_Exercise details_.
Below are the records; reproduce all of them exactly but without any images.

_Records shown_.
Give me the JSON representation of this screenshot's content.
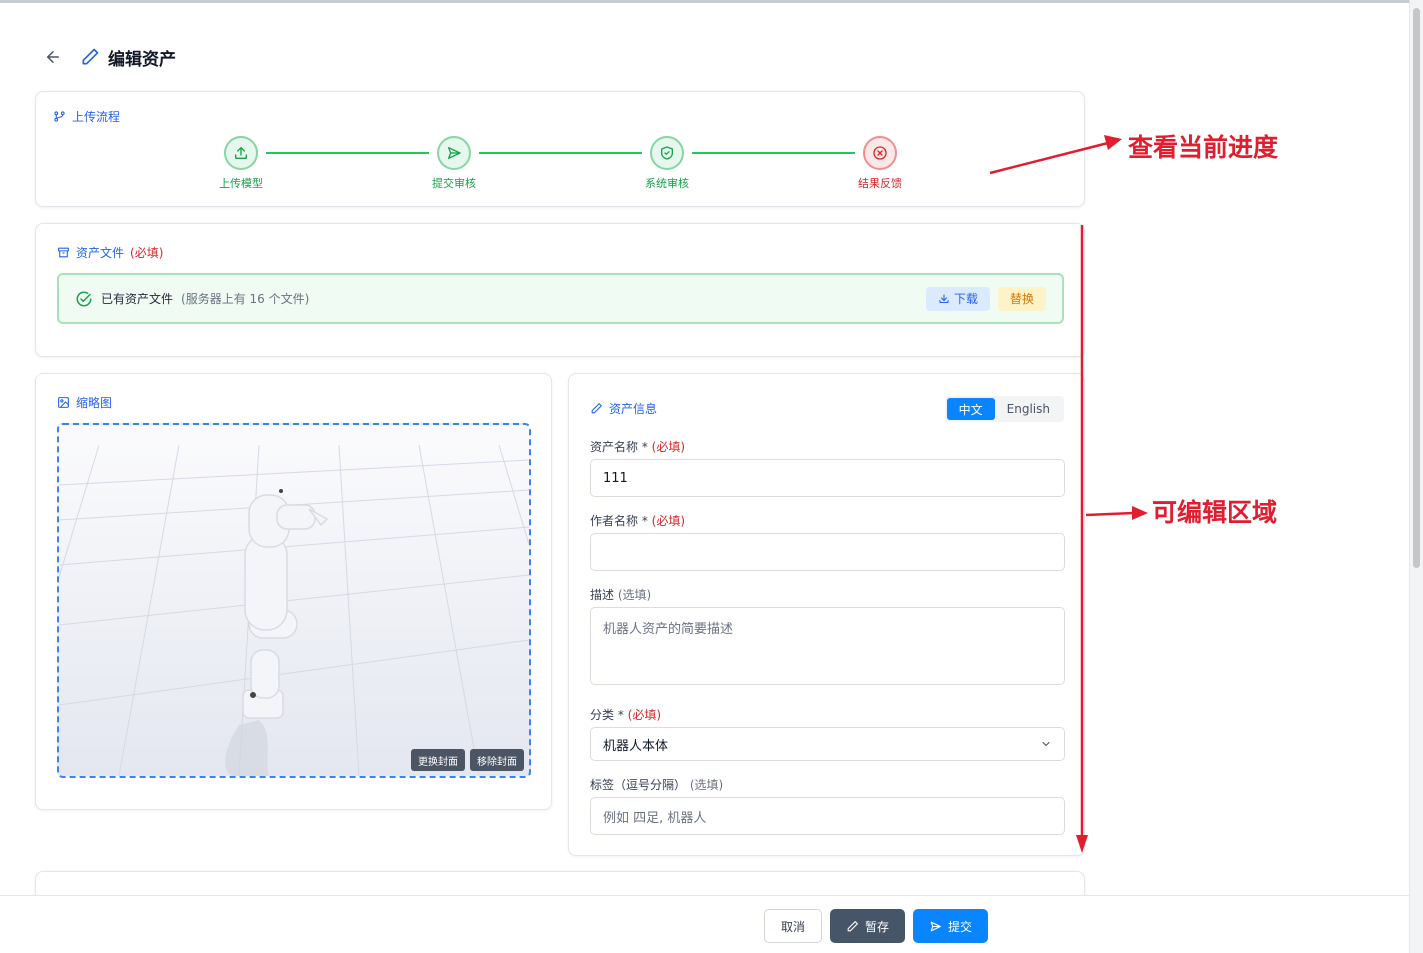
{
  "page": {
    "title": "编辑资产"
  },
  "progress": {
    "title": "上传流程",
    "steps": [
      {
        "label": "上传模型",
        "status": "done",
        "icon": "upload-icon"
      },
      {
        "label": "提交审核",
        "status": "done",
        "icon": "send-icon"
      },
      {
        "label": "系统审核",
        "status": "done",
        "icon": "shield-check-icon"
      },
      {
        "label": "结果反馈",
        "status": "error",
        "icon": "x-circle-icon"
      }
    ]
  },
  "asset_file": {
    "title": "资产文件",
    "required": "(必填)",
    "status_text": "已有资产文件",
    "status_detail": "(服务器上有 16 个文件)",
    "download_label": "下载",
    "replace_label": "替换"
  },
  "thumbnail": {
    "title": "缩略图",
    "change_label": "更换封面",
    "remove_label": "移除封面"
  },
  "asset_info": {
    "title": "资产信息",
    "lang_zh": "中文",
    "lang_en": "English",
    "name_label": "资产名称 *",
    "name_req": "(必填)",
    "name_value": "111",
    "author_label": "作者名称 *",
    "author_req": "(必填)",
    "author_value": "",
    "desc_label": "描述",
    "desc_hint": "(选填)",
    "desc_placeholder": "机器人资产的简要描述",
    "category_label": "分类 *",
    "category_req": "(必填)",
    "category_value": "机器人本体",
    "tags_label": "标签（逗号分隔）",
    "tags_hint": "(选填)",
    "tags_placeholder": "例如 四足, 机器人"
  },
  "footer": {
    "cancel_label": "取消",
    "draft_label": "暂存",
    "submit_label": "提交"
  },
  "annotations": {
    "progress_note": "查看当前进度",
    "editable_note": "可编辑区域",
    "color": "#e11d2e"
  },
  "colors": {
    "primary": "#0a84ff",
    "success": "#22c55e",
    "error": "#dc2626",
    "accent_text": "#2563eb"
  }
}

_Your response_.
Give me the JSON representation of this screenshot's content.
{
  "page": {
    "title": "编辑资产"
  },
  "progress": {
    "title": "上传流程",
    "steps": [
      {
        "label": "上传模型",
        "status": "done",
        "icon": "upload-icon"
      },
      {
        "label": "提交审核",
        "status": "done",
        "icon": "send-icon"
      },
      {
        "label": "系统审核",
        "status": "done",
        "icon": "shield-check-icon"
      },
      {
        "label": "结果反馈",
        "status": "error",
        "icon": "x-circle-icon"
      }
    ]
  },
  "asset_file": {
    "title": "资产文件",
    "required": "(必填)",
    "status_text": "已有资产文件",
    "status_detail": "(服务器上有 16 个文件)",
    "download_label": "下载",
    "replace_label": "替换"
  },
  "thumbnail": {
    "title": "缩略图",
    "change_label": "更换封面",
    "remove_label": "移除封面"
  },
  "asset_info": {
    "title": "资产信息",
    "lang_zh": "中文",
    "lang_en": "English",
    "name_label": "资产名称 *",
    "name_req": "(必填)",
    "name_value": "111",
    "author_label": "作者名称 *",
    "author_req": "(必填)",
    "author_value": "",
    "desc_label": "描述",
    "desc_hint": "(选填)",
    "desc_placeholder": "机器人资产的简要描述",
    "category_label": "分类 *",
    "category_req": "(必填)",
    "category_value": "机器人本体",
    "tags_label": "标签（逗号分隔）",
    "tags_hint": "(选填)",
    "tags_placeholder": "例如 四足, 机器人"
  },
  "footer": {
    "cancel_label": "取消",
    "draft_label": "暂存",
    "submit_label": "提交"
  },
  "annotations": {
    "progress_note": "查看当前进度",
    "editable_note": "可编辑区域",
    "color": "#e11d2e"
  },
  "colors": {
    "primary": "#0a84ff",
    "success": "#22c55e",
    "error": "#dc2626",
    "accent_text": "#2563eb"
  }
}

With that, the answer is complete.